I’m left handed. Primary sporting clays gun is a Beretta 682 Sporting. Currently shoot about 65- 70%. Bought the Beretta with a right handed stock…I know it doesn’t fit perfect…what improvement could I expect if I had the gun fitted…5%, 10%, ?.
First a definition of terms. We will use the British terminology because they are the people who fool around with this the most, although the Italians cast just about everything too. Most of the American gun making trade uses these terms also.
CAST OFF: a bending of the stock to the right when viewing from the rear of the gun. This is away from the face of a right handed shooter and towards the face of a left handed shooter.
CAST ON: a bending of the stock to the left when viewing from the rear of the gun. This is towards the face of a right handed shooter and away from the face of a left handed shooter.
Cast off always bends to the right whether you are talking to a left or right handed shooter. It might better be described as “cast right”, but that term is not used. Cast on is always bent to the left, regardless of the handedness of the shooter. Confused yet?
How do you know your Beretta doesn’t fit? Just because it is cast off for a righty (and thus bent towards the face of a lefty), does not automatically mean that it does not fit you perfectly. One of the best right handed shooters in the East (an Englishman) uses a stock cast on for a lefty. I am right handed and shoot both stocks with no cast and stocks with some cast on for a lefty, but never a stock cast off for a righty. It all depends on your shooting style and facial structure.
Many of the right handed shooters I know take a terrific facial pounding when they shoot “right handed” stocks that contain cast off such as the Citori GTI, 325 and 425. Beretta target stocks are often thicker and, while cast, it is not as pronounced. Stocks bent away from the face do work for some shooters, especially those who shoot with a fairly erect head, but they are absolute death to others.
The whole reason for casting a stock is to permit the shooter to align his eye over the rib. If you are looking right down the rib when you naturally cheek the gun, that stock is correct for you no matter how it is bent. If not, then not.
One advantage of having the stock bent inward towards the face is the virtual elimination of cheek slap. The more the stock is bent away from the face, the more slap you get. Think about the geometry for a moment and it will make sense.
You should check your gun for point of impact before you start bending anything.
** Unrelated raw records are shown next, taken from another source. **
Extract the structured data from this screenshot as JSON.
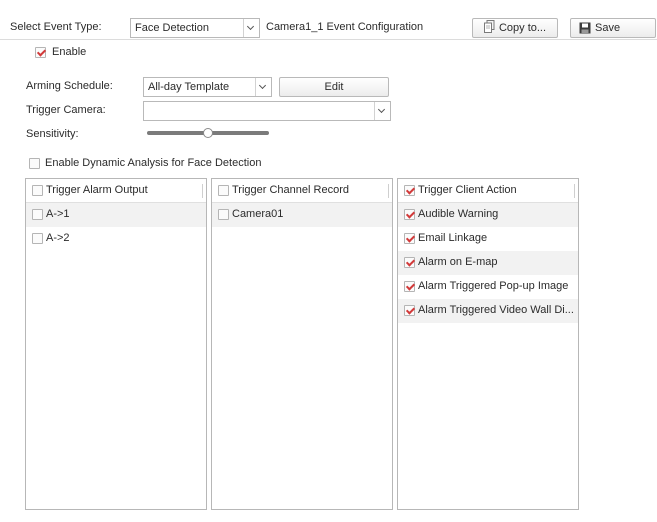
{
  "header": {
    "event_type_label": "Select Event Type:",
    "event_type_value": "Face Detection",
    "config_title": "Camera1_1 Event Configuration",
    "copy_label": "Copy to...",
    "save_label": "Save"
  },
  "enable": {
    "label": "Enable",
    "checked": true
  },
  "arming": {
    "label": "Arming Schedule:",
    "value": "All-day Template",
    "edit_label": "Edit"
  },
  "trigger_camera": {
    "label": "Trigger Camera:",
    "value": ""
  },
  "sensitivity": {
    "label": "Sensitivity:",
    "level_fraction": 0.5
  },
  "dynamic_analysis": {
    "label": "Enable Dynamic Analysis for Face Detection",
    "checked": false
  },
  "panels": {
    "alarm_output": {
      "header": "Trigger Alarm Output",
      "items": [
        {
          "label": "A->1",
          "checked": false
        },
        {
          "label": "A->2",
          "checked": false
        }
      ]
    },
    "channel_record": {
      "header": "Trigger Channel Record",
      "items": [
        {
          "label": "Camera01",
          "checked": false
        }
      ]
    },
    "client_action": {
      "header": "Trigger Client Action",
      "header_checked": true,
      "items": [
        {
          "label": "Audible Warning",
          "checked": true
        },
        {
          "label": "Email Linkage",
          "checked": true
        },
        {
          "label": "Alarm on E-map",
          "checked": true
        },
        {
          "label": "Alarm Triggered Pop-up Image",
          "checked": true
        },
        {
          "label": "Alarm Triggered Video Wall Di...",
          "checked": true
        }
      ]
    }
  },
  "colors": {
    "check_mark": "#d23a3a",
    "border": "#b7b7b7",
    "row_shade": "#f2f2f2"
  }
}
If normal mounting and shooting centers your aiming point, stop there and go have a beer. If your pattern is to the RIGHT of the aiming point, you probably will have to have the stock straightened out or even bent away from your face (thus making it more of a left handed stock). I doubt that your pattern will be to the LEFT of the aiming point with the current stock, but if it is you need to get it bent even more towards your face.
Most common American guns do not have any cast at all. The popular Remington autos and pumps are a good example. Both lefties and righties seem to have no trouble setting records with them.
I have no way of knowing how much your scores will improve (if at all) with a properly fit gun. A well fit stock is very important to some people and not at all to others. For example: some time ago, Andy Duffy won the NSCA national championship of sporting clays for his second year in a row. His Citori 325 was set up fairly high- probably 1 3/8″->2″. After the Nationals he switched to a Browning Gold semi-auto and proceeded to win the Pan-American FITASC Championship and the NSCA All Around shotgun championship. That semi-auto stock was very much lower than the 325’s. I shot both of his guns and I mean VERY much lower. It just does not matter to some people.
Shotgun Report’s Technoid